>>>
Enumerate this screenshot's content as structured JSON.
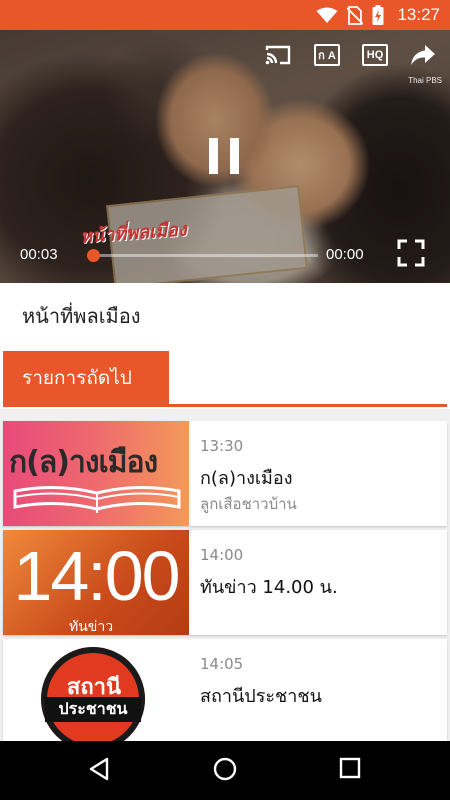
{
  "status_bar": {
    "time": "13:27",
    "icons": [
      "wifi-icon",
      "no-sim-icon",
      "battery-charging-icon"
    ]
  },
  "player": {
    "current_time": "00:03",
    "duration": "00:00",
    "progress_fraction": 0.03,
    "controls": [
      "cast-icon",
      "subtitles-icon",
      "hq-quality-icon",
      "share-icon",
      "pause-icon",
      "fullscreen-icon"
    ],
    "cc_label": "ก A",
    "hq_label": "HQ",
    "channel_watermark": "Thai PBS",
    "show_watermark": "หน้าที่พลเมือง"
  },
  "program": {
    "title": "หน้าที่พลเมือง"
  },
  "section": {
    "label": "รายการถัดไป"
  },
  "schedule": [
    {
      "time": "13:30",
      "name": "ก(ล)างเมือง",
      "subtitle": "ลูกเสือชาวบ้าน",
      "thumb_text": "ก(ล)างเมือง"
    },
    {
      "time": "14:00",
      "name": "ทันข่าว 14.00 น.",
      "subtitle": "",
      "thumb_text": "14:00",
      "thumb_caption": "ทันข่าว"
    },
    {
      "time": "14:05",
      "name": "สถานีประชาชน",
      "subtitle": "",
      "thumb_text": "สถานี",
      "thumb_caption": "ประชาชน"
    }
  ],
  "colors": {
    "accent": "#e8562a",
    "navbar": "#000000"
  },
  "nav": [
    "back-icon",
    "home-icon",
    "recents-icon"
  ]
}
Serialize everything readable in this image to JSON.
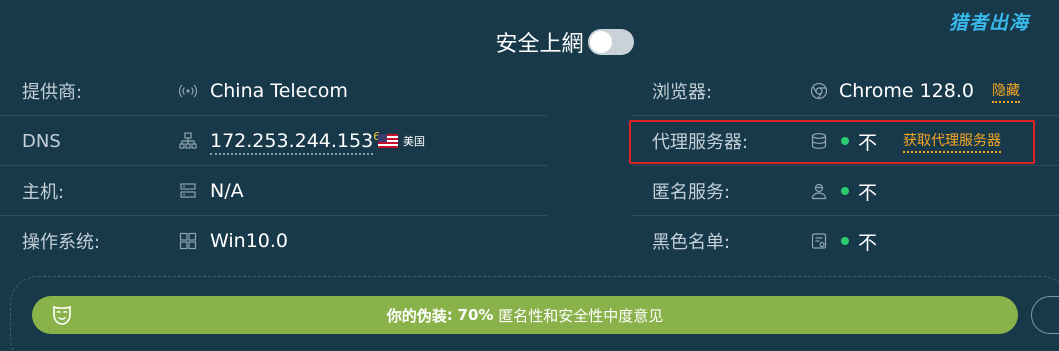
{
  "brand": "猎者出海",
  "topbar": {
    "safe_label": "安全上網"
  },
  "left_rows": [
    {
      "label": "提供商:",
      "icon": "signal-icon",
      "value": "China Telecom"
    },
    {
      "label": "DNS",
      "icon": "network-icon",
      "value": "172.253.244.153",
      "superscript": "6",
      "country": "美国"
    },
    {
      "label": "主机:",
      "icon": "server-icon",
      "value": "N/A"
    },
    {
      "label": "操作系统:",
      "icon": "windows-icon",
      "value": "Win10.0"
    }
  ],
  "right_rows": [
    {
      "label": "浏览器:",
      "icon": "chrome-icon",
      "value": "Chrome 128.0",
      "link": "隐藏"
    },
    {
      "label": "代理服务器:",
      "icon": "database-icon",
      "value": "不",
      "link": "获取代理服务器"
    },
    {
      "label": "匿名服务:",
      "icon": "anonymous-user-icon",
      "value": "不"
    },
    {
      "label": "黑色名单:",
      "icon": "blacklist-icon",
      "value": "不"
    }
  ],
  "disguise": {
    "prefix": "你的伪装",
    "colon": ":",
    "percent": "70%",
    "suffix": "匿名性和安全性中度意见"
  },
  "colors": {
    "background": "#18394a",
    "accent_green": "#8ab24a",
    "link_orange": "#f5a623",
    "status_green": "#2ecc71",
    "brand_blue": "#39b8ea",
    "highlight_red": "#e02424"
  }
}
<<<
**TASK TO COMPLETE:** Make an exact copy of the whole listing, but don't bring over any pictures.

**EXERCISE ANSWER:**
Enumerate this screenshot's content as structured JSON.
{
  "status_bar": {
    "time": "13:27",
    "icons": [
      "wifi-icon",
      "no-sim-icon",
      "battery-charging-icon"
    ]
  },
  "player": {
    "current_time": "00:03",
    "duration": "00:00",
    "progress_fraction": 0.03,
    "controls": [
      "cast-icon",
      "subtitles-icon",
      "hq-quality-icon",
      "share-icon",
      "pause-icon",
      "fullscreen-icon"
    ],
    "cc_label": "ก A",
    "hq_label": "HQ",
    "channel_watermark": "Thai PBS",
    "show_watermark": "หน้าที่พลเมือง"
  },
  "program": {
    "title": "หน้าที่พลเมือง"
  },
  "section": {
    "label": "รายการถัดไป"
  },
  "schedule": [
    {
      "time": "13:30",
      "name": "ก(ล)างเมือง",
      "subtitle": "ลูกเสือชาวบ้าน",
      "thumb_text": "ก(ล)างเมือง"
    },
    {
      "time": "14:00",
      "name": "ทันข่าว 14.00 น.",
      "subtitle": "",
      "thumb_text": "14:00",
      "thumb_caption": "ทันข่าว"
    },
    {
      "time": "14:05",
      "name": "สถานีประชาชน",
      "subtitle": "",
      "thumb_text": "สถานี",
      "thumb_caption": "ประชาชน"
    }
  ],
  "colors": {
    "accent": "#e8562a",
    "navbar": "#000000"
  },
  "nav": [
    "back-icon",
    "home-icon",
    "recents-icon"
  ]
}
Serialize everything readable in this image to JSON.
{
  "brand": "猎者出海",
  "topbar": {
    "safe_label": "安全上網"
  },
  "left_rows": [
    {
      "label": "提供商:",
      "icon": "signal-icon",
      "value": "China Telecom"
    },
    {
      "label": "DNS",
      "icon": "network-icon",
      "value": "172.253.244.153",
      "superscript": "6",
      "country": "美国"
    },
    {
      "label": "主机:",
      "icon": "server-icon",
      "value": "N/A"
    },
    {
      "label": "操作系统:",
      "icon": "windows-icon",
      "value": "Win10.0"
    }
  ],
  "right_rows": [
    {
      "label": "浏览器:",
      "icon": "chrome-icon",
      "value": "Chrome 128.0",
      "link": "隐藏"
    },
    {
      "label": "代理服务器:",
      "icon": "database-icon",
      "value": "不",
      "link": "获取代理服务器"
    },
    {
      "label": "匿名服务:",
      "icon": "anonymous-user-icon",
      "value": "不"
    },
    {
      "label": "黑色名单:",
      "icon": "blacklist-icon",
      "value": "不"
    }
  ],
  "disguise": {
    "prefix": "你的伪装",
    "colon": ":",
    "percent": "70%",
    "suffix": "匿名性和安全性中度意见"
  },
  "colors": {
    "background": "#18394a",
    "accent_green": "#8ab24a",
    "link_orange": "#f5a623",
    "status_green": "#2ecc71",
    "brand_blue": "#39b8ea",
    "highlight_red": "#e02424"
  }
}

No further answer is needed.